Moggs- It's interesting that other places were mooted from time to time as a homeland.
After all, one must remember back in 1890 Palestine was about as Jewish as Iraq. And very definitely part of the Ottoman Empire.
The British government offered what is now Kenya as a homeland at one point, on the grounds it was suitable for European settlement and vague traditions associated it as having part of Solomon's Empire. The Zionists turned it down. But it's interesting to speculate an alternate history of such a state in the late twentieth century. Kind of like South Africa under Apartheid, but Zionists not Afrikaneers running the show.

Interestingly, I don't know if you ever used to read Tintin, but one of the books, Land of Black Gold, was heavily rewritten when it was published here in the 70s. The orginal version was set in pre WWII Palestine and has Irgun Terrorists in it.

The original partition plan proposed a Jewish state much smaller than that which emerged in the end.

I think one has to accept that Zionism is an ideology and Israel is a state created by ideology.
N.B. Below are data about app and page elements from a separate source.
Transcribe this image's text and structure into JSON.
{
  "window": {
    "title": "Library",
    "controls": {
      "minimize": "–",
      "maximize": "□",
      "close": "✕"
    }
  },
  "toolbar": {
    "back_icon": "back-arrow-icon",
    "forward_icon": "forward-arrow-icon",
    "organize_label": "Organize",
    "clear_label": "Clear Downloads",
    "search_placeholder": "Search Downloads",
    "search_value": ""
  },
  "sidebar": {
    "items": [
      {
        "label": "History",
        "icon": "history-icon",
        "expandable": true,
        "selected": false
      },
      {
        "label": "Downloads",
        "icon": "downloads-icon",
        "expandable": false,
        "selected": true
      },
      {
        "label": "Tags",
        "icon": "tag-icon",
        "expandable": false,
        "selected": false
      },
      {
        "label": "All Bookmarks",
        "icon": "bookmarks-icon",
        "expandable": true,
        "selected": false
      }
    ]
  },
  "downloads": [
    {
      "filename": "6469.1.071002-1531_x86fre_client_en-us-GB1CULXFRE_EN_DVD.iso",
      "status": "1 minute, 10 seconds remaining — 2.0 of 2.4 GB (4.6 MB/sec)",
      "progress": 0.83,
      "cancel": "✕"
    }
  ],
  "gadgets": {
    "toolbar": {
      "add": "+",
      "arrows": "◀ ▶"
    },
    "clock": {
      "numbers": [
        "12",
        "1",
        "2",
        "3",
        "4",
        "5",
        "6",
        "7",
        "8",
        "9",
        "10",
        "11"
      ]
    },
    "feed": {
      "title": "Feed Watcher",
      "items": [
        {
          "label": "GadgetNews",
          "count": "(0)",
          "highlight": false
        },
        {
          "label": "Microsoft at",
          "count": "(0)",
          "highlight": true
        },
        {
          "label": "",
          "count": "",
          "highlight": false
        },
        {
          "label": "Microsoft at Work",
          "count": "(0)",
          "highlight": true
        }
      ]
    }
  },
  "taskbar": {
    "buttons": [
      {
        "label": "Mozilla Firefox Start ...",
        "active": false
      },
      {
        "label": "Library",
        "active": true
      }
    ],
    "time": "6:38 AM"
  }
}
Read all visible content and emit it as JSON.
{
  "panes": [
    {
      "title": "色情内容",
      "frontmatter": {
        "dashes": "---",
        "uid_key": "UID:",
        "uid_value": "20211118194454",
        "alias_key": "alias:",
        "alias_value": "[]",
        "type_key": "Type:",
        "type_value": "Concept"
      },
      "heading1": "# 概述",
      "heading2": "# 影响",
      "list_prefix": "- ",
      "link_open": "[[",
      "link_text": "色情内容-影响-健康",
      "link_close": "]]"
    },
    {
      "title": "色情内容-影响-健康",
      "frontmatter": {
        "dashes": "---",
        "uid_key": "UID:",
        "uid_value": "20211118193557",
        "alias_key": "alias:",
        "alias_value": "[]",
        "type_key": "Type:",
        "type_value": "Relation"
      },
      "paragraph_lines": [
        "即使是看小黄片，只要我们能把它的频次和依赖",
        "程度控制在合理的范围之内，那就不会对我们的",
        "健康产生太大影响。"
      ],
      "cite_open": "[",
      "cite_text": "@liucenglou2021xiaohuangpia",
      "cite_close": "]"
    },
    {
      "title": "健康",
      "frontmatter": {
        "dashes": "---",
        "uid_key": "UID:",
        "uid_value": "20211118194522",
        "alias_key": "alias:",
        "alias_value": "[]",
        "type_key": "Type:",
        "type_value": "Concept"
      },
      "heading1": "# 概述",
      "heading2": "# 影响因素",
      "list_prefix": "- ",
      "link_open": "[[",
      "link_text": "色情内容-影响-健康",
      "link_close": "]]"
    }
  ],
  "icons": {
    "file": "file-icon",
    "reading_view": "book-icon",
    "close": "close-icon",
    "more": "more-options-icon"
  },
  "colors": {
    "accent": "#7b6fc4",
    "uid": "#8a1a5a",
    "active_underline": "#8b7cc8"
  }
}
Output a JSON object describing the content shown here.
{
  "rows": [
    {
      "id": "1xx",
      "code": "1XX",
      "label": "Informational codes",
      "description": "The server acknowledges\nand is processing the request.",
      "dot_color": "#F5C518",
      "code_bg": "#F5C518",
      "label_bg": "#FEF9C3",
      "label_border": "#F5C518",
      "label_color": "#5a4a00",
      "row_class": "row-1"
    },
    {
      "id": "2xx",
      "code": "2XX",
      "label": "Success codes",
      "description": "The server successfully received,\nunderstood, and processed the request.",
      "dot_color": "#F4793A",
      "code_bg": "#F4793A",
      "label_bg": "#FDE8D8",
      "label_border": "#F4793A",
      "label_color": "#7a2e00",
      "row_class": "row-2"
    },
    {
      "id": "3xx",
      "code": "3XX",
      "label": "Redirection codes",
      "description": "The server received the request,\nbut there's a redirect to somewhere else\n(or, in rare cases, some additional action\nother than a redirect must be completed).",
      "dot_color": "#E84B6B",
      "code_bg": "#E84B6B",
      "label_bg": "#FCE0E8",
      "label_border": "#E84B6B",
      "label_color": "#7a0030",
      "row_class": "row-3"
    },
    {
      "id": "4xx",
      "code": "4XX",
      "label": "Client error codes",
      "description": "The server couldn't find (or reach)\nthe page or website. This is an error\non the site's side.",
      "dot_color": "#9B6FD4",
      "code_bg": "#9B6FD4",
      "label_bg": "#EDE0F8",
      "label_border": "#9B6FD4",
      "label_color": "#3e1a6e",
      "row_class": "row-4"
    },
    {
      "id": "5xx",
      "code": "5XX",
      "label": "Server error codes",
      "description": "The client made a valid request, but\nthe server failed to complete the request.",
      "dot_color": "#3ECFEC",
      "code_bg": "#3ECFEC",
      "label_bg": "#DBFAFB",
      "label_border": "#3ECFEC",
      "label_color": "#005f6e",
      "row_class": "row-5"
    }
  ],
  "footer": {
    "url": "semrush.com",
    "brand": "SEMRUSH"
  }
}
Utah is kind of a prallel, but no one lived in Utah at the time.

I can't really think of any good parallels, there are none. It was a colony by a European minority group, who used a book of Scripture to justify their claim.

What is odd is how it has come to be accepted unquestionigly as mainstream politics, when last century it must surely have seemed about as bizarre as a campaign by the Welsh to driive all the English back to Germany.

Anonymous said...

My main point is you can't go all mea culpa over it on behalf of the UK.

The UK had a hand in it briefly with the Nazis trying to destabilise their efforts. To some extent the UK was trying to square the circle for both sides.

In the end it created an Arab state.

Israel created it's self whilst under UN jurisdiction.

Oh and your comment about Moslem majority since... Don't forget it got to be a Moslem majority by ethnic cleansing in the first place.

The situation there now is a terrible negative feed back that goes into escalation every now and then.

I guess it will take more 'men of good will' to fix it now than are available right now.

Trouble seems to be there is always some b* probably deliberately sets it off again when it looks like things might have a chance of settling down.